→ **Problem**
Nothing but a full, exact copy of the data is needed.

→ **Material shown**
━━━━━━━━━━
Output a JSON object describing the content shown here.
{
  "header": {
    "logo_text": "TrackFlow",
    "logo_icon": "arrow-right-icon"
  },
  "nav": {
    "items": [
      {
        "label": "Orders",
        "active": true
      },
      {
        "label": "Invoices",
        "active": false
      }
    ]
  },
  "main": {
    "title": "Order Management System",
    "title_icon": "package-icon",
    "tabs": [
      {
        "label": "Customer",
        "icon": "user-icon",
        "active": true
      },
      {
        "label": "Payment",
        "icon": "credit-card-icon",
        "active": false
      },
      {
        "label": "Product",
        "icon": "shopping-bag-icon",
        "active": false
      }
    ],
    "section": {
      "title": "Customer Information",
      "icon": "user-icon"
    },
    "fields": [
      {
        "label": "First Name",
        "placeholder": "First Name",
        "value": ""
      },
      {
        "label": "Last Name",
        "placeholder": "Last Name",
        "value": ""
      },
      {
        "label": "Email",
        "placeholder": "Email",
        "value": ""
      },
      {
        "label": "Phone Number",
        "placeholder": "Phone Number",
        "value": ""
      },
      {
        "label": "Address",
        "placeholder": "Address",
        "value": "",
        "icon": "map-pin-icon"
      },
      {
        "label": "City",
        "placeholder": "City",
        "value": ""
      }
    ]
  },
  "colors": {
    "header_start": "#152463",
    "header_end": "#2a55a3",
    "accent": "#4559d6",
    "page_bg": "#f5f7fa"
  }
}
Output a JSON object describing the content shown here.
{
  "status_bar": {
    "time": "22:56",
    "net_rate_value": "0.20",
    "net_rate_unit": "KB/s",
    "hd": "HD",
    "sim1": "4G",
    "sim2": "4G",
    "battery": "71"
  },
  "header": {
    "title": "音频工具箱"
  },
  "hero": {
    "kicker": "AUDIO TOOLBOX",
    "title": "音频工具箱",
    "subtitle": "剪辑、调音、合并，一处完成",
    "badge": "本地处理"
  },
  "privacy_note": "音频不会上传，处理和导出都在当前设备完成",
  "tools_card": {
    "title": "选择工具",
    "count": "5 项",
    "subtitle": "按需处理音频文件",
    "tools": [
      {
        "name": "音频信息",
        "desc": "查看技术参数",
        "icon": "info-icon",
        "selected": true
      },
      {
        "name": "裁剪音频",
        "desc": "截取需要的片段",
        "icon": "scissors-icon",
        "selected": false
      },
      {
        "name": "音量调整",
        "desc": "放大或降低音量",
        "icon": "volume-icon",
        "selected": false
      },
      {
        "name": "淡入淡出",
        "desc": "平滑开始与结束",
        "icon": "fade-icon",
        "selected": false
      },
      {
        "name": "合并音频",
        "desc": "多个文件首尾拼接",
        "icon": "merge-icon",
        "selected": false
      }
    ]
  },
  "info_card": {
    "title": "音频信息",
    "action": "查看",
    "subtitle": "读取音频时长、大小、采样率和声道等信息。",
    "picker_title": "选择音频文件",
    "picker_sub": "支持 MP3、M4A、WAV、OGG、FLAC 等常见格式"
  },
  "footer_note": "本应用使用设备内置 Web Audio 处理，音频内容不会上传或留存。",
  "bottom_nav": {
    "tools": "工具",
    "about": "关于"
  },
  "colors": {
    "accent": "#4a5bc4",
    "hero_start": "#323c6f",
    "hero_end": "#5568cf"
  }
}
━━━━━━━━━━
→ **Response for this exercise**
Output a JSON object describing the content shown here.
{
  "header": {
    "logo_text": "TrackFlow",
    "logo_icon": "arrow-right-icon"
  },
  "nav": {
    "items": [
      {
        "label": "Orders",
        "active": true
      },
      {
        "label": "Invoices",
        "active": false
      }
    ]
  },
  "main": {
    "title": "Order Management System",
    "title_icon": "package-icon",
    "tabs": [
      {
        "label": "Customer",
        "icon": "user-icon",
        "active": true
      },
      {
        "label": "Payment",
        "icon": "credit-card-icon",
        "active": false
      },
      {
        "label": "Product",
        "icon": "shopping-bag-icon",
        "active": false
      }
    ],
    "section": {
      "title": "Customer Information",
      "icon": "user-icon"
    },
    "fields": [
      {
        "label": "First Name",
        "placeholder": "First Name",
        "value": ""
      },
      {
        "label": "Last Name",
        "placeholder": "Last Name",
        "value": ""
      },
      {
        "label": "Email",
        "placeholder": "Email",
        "value": ""
      },
      {
        "label": "Phone Number",
        "placeholder": "Phone Number",
        "value": ""
      },
      {
        "label": "Address",
        "placeholder": "Address",
        "value": "",
        "icon": "map-pin-icon"
      },
      {
        "label": "City",
        "placeholder": "City",
        "value": ""
      }
    ]
  },
  "colors": {
    "header_start": "#152463",
    "header_end": "#2a55a3",
    "accent": "#4559d6",
    "page_bg": "#f5f7fa"
  }
}
Output a JSON object describing the content shown here.
{
  "status_bar": {
    "time": "22:56",
    "net_rate_value": "0.20",
    "net_rate_unit": "KB/s",
    "hd": "HD",
    "sim1": "4G",
    "sim2": "4G",
    "battery": "71"
  },
  "header": {
    "title": "音频工具箱"
  },
  "hero": {
    "kicker": "AUDIO TOOLBOX",
    "title": "音频工具箱",
    "subtitle": "剪辑、调音、合并，一处完成",
    "badge": "本地处理"
  },
  "privacy_note": "音频不会上传，处理和导出都在当前设备完成",
  "tools_card": {
    "title": "选择工具",
    "count": "5 项",
    "subtitle": "按需处理音频文件",
    "tools": [
      {
        "name": "音频信息",
        "desc": "查看技术参数",
        "icon": "info-icon",
        "selected": true
      },
      {
        "name": "裁剪音频",
        "desc": "截取需要的片段",
        "icon": "scissors-icon",
        "selected": false
      },
      {
        "name": "音量调整",
        "desc": "放大或降低音量",
        "icon": "volume-icon",
        "selected": false
      },
      {
        "name": "淡入淡出",
        "desc": "平滑开始与结束",
        "icon": "fade-icon",
        "selected": false
      },
      {
        "name": "合并音频",
        "desc": "多个文件首尾拼接",
        "icon": "merge-icon",
        "selected": false
      }
    ]
  },
  "info_card": {
    "title": "音频信息",
    "action": "查看",
    "subtitle": "读取音频时长、大小、采样率和声道等信息。",
    "picker_title": "选择音频文件",
    "picker_sub": "支持 MP3、M4A、WAV、OGG、FLAC 等常见格式"
  },
  "footer_note": "本应用使用设备内置 Web Audio 处理，音频内容不会上传或留存。",
  "bottom_nav": {
    "tools": "工具",
    "about": "关于"
  },
  "colors": {
    "accent": "#4a5bc4",
    "hero_start": "#323c6f",
    "hero_end": "#5568cf"
  }
}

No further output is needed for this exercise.